US senators in Afghanistan last week pressed the president to stop the release, warning it would irreparably damage relations with the United States.
The planned release has also alarmed many senior Afghan security officials, who often see released prisoners return to the battlefield.
US officials say about 40 percent of the prisoners were involved in attacks in which 57 Afghan civilians and members of the Afghan security forces were killed or wounded. Thirty percent of the prisoners had taken part in direct attacks that killed or wounded 60 members of Afghanistan’s US-led NATO force. Karzai’s office did not immediately comment.
Meanwhile, former British defence chiefs warned Monday that parts of southern Afghanistan could fall to the Taliban when British troops leave this year, despite Prime Minister David Cameron recently saying they had accomplished their mission.
Former commander of the elite Special Air Service Richard Williams told the Times that there was already evidence of growing collaboration between Taliban insurgents and Afghan soldiers and politicians in the Helmand Province.

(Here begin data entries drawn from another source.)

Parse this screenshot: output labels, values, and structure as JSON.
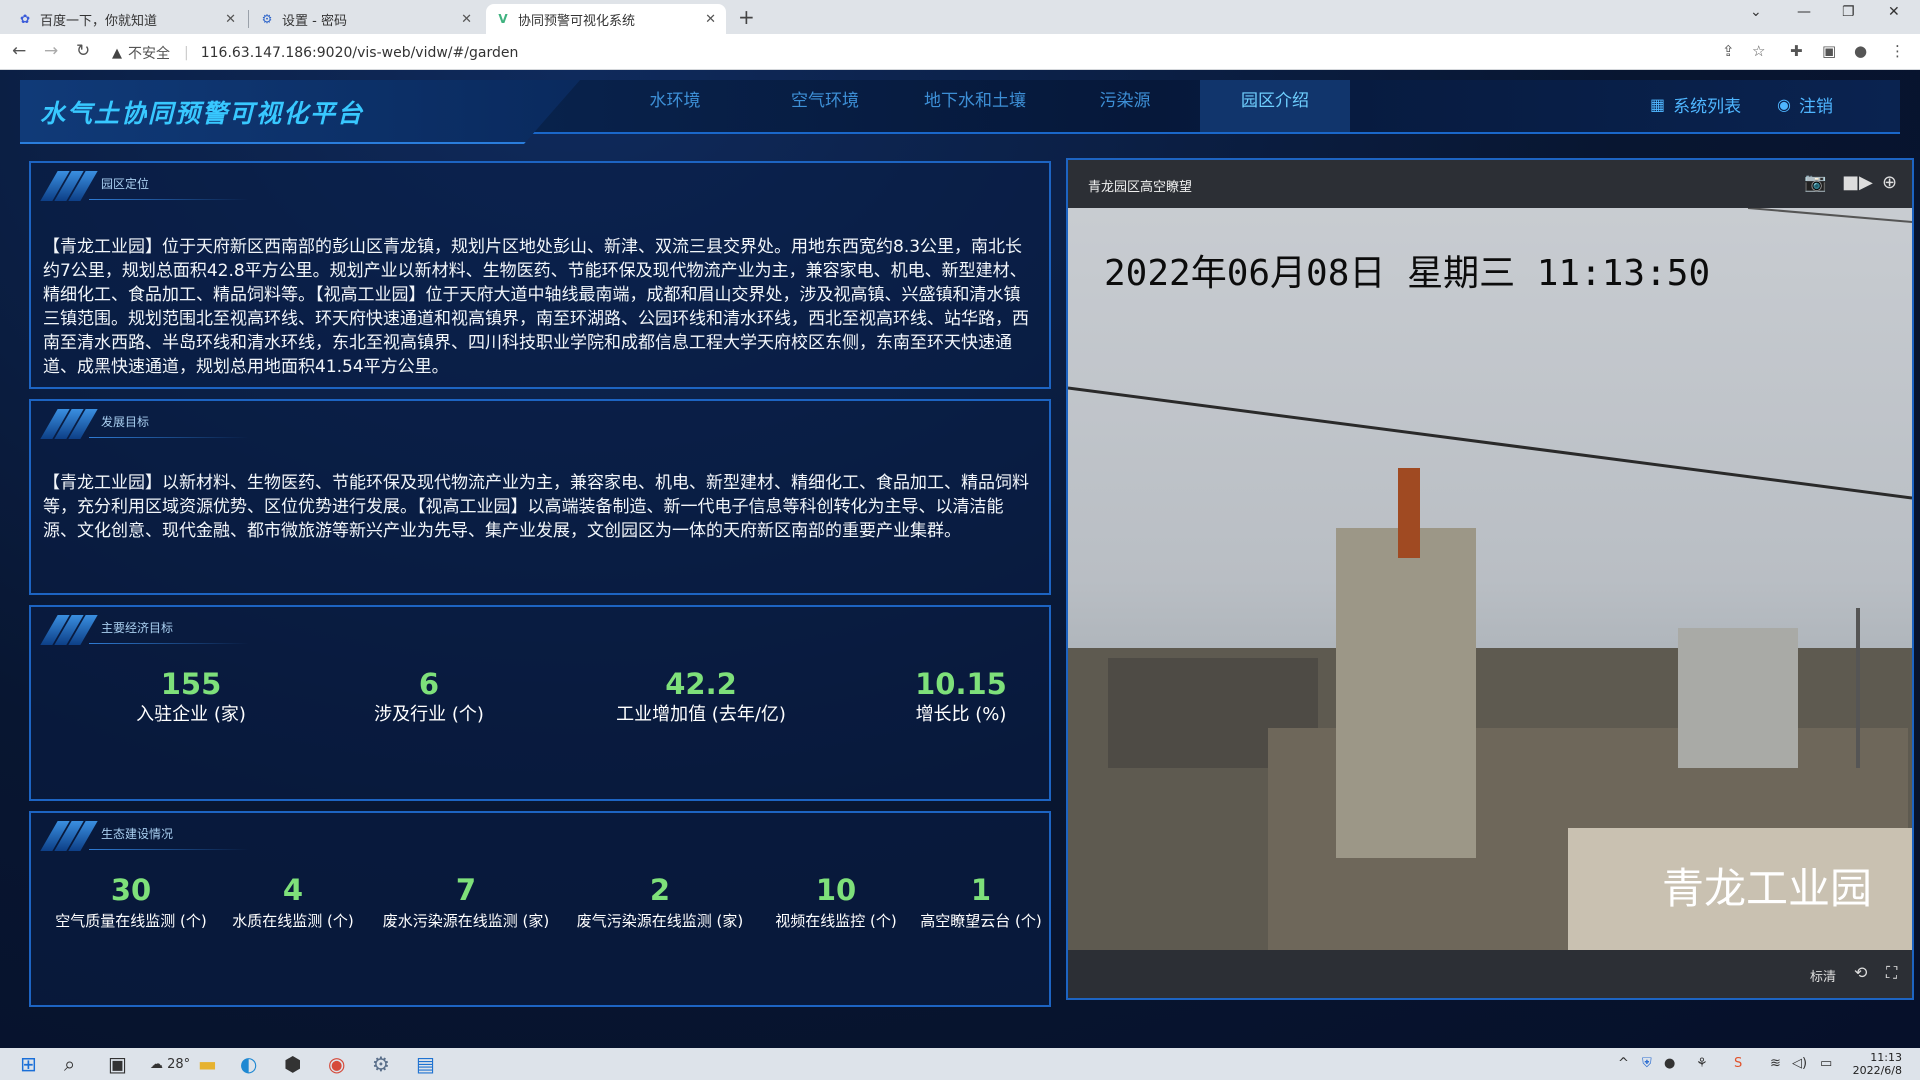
{
  "browser": {
    "tabs": [
      {
        "title": "百度一下，你就知道",
        "favicon": "baidu-paw-icon"
      },
      {
        "title": "设置 - 密码",
        "favicon": "gear-icon"
      },
      {
        "title": "协同预警可视化系统",
        "favicon": "vue-logo-icon"
      }
    ],
    "security_label": "不安全",
    "url": "116.63.147.186:9020/vis-web/vidw/#/garden"
  },
  "app": {
    "title": "水气土协同预警可视化平台",
    "menu": [
      "水环境",
      "空气环境",
      "地下水和土壤",
      "污染源",
      "园区介绍"
    ],
    "active_menu": "园区介绍",
    "system_list": "系统列表",
    "logout": "注销"
  },
  "panels": {
    "location": {
      "title": "园区定位",
      "text": "【青龙工业园】位于天府新区西南部的彭山区青龙镇，规划片区地处彭山、新津、双流三县交界处。用地东西宽约8.3公里，南北长约7公里，规划总面积42.8平方公里。规划产业以新材料、生物医药、节能环保及现代物流产业为主，兼容家电、机电、新型建材、精细化工、食品加工、精品饲料等。【视高工业园】位于天府大道中轴线最南端，成都和眉山交界处，涉及视高镇、兴盛镇和清水镇三镇范围。规划范围北至视高环线、环天府快速通道和视高镇界，南至环湖路、公园环线和清水环线，西北至视高环线、站华路，西南至清水西路、半岛环线和清水环线，东北至视高镇界、四川科技职业学院和成都信息工程大学天府校区东侧，东南至环天快速通道、成黑快速通道，规划总用地面积41.54平方公里。"
    },
    "goals": {
      "title": "发展目标",
      "text": "【青龙工业园】以新材料、生物医药、节能环保及现代物流产业为主，兼容家电、机电、新型建材、精细化工、食品加工、精品饲料等，充分利用区域资源优势、区位优势进行发展。【视高工业园】以高端装备制造、新一代电子信息等科创转化为主导、以清洁能源、文化创意、现代金融、都市微旅游等新兴产业为先导、集产业发展，文创园区为一体的天府新区南部的重要产业集群。"
    },
    "economy": {
      "title": "主要经济目标",
      "stats": [
        {
          "value": "155",
          "label": "入驻企业 (家)"
        },
        {
          "value": "6",
          "label": "涉及行业 (个)"
        },
        {
          "value": "42.2",
          "label": "工业增加值 (去年/亿)"
        },
        {
          "value": "10.15",
          "label": "增长比 (%)"
        }
      ]
    },
    "ecology": {
      "title": "生态建设情况",
      "stats": [
        {
          "value": "30",
          "label": "空气质量在线监测 (个)"
        },
        {
          "value": "4",
          "label": "水质在线监测 (个)"
        },
        {
          "value": "7",
          "label": "废水污染源在线监测 (家)"
        },
        {
          "value": "2",
          "label": "废气污染源在线监测 (家)"
        },
        {
          "value": "10",
          "label": "视频在线监控 (个)"
        },
        {
          "value": "1",
          "label": "高空瞭望云台 (个)"
        }
      ]
    }
  },
  "video": {
    "title": "青龙园区高空瞭望",
    "osd_time": "2022年06月08日  星期三  11:13:50",
    "osd_name": "青龙工业园",
    "quality": "标清"
  },
  "taskbar": {
    "weather": "28°",
    "time": "11:13",
    "date": "2022/6/8"
  }
}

“I will be very surprised if the future governor of Helmand...is not very closely connected to those who we call the Taliban,” he told the paper. “We will end up in a very uncomfortable position, where people will say: ‘We’ve lost nearly 500 guys, most of those were in Helmand, and at the end of it all, we have handed Helmand back to a Taliban-sympathetic governor.”
Cameron faced criticism last month for saying that NATO-led foreign troops had accomplished their mission of providing security in Afghanistan, in an echo of former US president George W. Bush’s much-derided comments on Iraq in 2003.
Britain currently has around 5,200 troops in Afghanistan, down from 9,000 at the start of 2013, and plans to have no combat troops on the ground by the end of this year.
David Richards, who was chief of the defence staff until last year, doubted the Afghan army could cope once the drawdown was complete, saying the ability to deal with insurgents would “rapidly fall away”. “More importantly, the signal of a loss of confidence in Afghanistan would have a devastating effect on the Afghan economy and, therefore in turn, lead to a breeding ground for militant jihadists to return,” he told the Times.